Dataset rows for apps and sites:
= = = = =

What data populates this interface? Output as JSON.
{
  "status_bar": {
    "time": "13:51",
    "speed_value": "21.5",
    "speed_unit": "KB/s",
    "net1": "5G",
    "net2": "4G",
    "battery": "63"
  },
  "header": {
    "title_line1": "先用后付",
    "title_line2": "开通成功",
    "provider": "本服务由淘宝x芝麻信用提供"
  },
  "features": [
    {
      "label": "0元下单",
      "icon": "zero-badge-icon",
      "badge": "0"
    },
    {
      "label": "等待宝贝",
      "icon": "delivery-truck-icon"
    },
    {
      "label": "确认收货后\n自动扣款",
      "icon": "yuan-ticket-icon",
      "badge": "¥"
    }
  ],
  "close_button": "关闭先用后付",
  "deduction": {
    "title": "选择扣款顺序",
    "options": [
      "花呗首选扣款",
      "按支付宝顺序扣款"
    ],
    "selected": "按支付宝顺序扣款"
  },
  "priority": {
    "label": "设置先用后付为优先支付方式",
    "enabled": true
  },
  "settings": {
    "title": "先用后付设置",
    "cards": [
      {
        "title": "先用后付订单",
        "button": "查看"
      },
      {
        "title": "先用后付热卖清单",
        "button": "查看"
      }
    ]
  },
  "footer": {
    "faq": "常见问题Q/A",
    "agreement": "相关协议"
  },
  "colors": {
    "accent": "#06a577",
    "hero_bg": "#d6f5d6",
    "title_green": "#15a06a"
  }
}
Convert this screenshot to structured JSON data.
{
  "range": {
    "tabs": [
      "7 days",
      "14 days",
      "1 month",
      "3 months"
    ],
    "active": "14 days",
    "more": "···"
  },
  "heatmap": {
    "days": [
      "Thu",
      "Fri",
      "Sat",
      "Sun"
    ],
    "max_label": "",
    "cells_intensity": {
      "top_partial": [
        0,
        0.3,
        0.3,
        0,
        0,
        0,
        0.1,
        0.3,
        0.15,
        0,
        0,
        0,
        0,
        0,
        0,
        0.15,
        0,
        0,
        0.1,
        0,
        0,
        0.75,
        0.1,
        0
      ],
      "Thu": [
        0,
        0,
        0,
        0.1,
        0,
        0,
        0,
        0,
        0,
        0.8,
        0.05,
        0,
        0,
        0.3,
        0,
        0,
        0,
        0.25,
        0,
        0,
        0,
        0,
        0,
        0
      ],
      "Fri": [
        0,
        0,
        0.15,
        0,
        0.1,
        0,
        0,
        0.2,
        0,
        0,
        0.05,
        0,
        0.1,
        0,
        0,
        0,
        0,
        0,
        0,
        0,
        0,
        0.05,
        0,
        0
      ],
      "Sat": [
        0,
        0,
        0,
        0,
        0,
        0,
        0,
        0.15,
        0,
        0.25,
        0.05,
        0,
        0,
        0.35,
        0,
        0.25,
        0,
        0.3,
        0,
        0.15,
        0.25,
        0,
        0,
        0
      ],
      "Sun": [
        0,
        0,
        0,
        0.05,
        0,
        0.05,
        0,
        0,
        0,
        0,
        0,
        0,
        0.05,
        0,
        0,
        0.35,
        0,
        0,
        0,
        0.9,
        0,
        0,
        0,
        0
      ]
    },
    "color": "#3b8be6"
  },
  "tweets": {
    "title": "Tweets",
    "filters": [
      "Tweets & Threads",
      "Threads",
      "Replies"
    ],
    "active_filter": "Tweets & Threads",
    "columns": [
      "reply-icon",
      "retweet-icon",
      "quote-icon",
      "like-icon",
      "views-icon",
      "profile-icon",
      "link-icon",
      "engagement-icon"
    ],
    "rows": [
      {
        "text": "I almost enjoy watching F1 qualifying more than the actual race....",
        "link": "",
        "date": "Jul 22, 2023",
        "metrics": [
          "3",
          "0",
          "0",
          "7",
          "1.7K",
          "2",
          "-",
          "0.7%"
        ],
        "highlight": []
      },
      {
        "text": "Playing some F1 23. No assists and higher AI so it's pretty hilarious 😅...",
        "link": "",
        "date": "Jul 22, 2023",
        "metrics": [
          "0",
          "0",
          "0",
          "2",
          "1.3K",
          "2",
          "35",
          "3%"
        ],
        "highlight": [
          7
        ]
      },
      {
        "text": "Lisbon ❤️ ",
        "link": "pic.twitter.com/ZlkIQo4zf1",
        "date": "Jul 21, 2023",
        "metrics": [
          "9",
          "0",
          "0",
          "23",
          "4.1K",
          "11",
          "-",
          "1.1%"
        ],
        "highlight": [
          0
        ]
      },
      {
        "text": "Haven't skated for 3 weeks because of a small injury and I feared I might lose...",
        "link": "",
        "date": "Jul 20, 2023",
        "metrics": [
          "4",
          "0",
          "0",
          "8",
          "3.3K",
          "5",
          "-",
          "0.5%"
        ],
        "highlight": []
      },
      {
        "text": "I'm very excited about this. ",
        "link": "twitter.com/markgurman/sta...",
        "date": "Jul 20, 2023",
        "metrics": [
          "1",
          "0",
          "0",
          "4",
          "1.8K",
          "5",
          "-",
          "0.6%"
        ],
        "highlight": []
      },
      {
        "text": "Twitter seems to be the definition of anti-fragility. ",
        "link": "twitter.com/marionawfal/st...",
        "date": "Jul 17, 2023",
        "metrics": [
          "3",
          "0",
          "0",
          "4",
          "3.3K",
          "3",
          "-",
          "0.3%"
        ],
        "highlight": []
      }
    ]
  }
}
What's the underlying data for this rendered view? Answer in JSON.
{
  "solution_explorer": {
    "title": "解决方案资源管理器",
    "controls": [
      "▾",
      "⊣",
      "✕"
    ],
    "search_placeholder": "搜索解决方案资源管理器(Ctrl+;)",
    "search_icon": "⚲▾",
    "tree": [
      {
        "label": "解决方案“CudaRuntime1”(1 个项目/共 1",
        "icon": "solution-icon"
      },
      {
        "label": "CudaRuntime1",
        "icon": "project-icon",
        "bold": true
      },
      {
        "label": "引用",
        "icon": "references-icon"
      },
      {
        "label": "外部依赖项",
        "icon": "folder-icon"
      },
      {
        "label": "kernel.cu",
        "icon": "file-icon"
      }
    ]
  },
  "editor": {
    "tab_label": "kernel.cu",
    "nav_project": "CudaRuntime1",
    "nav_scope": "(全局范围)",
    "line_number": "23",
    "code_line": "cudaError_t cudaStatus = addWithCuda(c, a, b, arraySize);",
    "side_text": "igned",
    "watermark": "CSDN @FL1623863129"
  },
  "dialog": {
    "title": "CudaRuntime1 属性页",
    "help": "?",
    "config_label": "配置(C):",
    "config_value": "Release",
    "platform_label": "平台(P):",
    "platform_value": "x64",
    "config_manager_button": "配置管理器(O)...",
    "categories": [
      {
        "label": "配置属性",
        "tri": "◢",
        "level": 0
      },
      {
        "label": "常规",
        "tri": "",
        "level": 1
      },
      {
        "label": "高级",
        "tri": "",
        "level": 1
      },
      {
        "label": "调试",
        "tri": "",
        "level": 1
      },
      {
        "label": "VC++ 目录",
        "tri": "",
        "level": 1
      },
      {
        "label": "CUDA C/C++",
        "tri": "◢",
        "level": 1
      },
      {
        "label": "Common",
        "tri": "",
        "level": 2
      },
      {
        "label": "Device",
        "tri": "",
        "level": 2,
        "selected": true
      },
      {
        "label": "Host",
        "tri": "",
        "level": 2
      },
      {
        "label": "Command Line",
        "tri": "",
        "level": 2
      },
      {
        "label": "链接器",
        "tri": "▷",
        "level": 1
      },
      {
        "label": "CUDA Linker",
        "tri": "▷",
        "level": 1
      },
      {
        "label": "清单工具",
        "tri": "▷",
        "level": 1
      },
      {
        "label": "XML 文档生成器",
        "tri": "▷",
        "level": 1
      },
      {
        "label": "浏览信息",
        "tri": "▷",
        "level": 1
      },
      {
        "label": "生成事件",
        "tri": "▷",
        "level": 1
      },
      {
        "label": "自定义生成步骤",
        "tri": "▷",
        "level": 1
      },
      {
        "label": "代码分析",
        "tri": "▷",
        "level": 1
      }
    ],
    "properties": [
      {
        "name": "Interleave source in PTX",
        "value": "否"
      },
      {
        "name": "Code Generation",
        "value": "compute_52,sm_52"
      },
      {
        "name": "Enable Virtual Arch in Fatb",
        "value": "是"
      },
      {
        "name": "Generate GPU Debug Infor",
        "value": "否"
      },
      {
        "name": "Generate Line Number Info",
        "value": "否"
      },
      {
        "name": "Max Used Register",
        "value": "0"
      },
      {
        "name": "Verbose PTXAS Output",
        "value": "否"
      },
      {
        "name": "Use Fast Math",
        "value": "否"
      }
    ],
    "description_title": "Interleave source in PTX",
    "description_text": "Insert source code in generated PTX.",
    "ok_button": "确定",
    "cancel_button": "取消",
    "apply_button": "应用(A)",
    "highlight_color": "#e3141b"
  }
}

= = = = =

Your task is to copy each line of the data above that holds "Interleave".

ANSWER SPACE:
        "name": "Interleave source in PTX",
    "description_title": "Interleave source in PTX",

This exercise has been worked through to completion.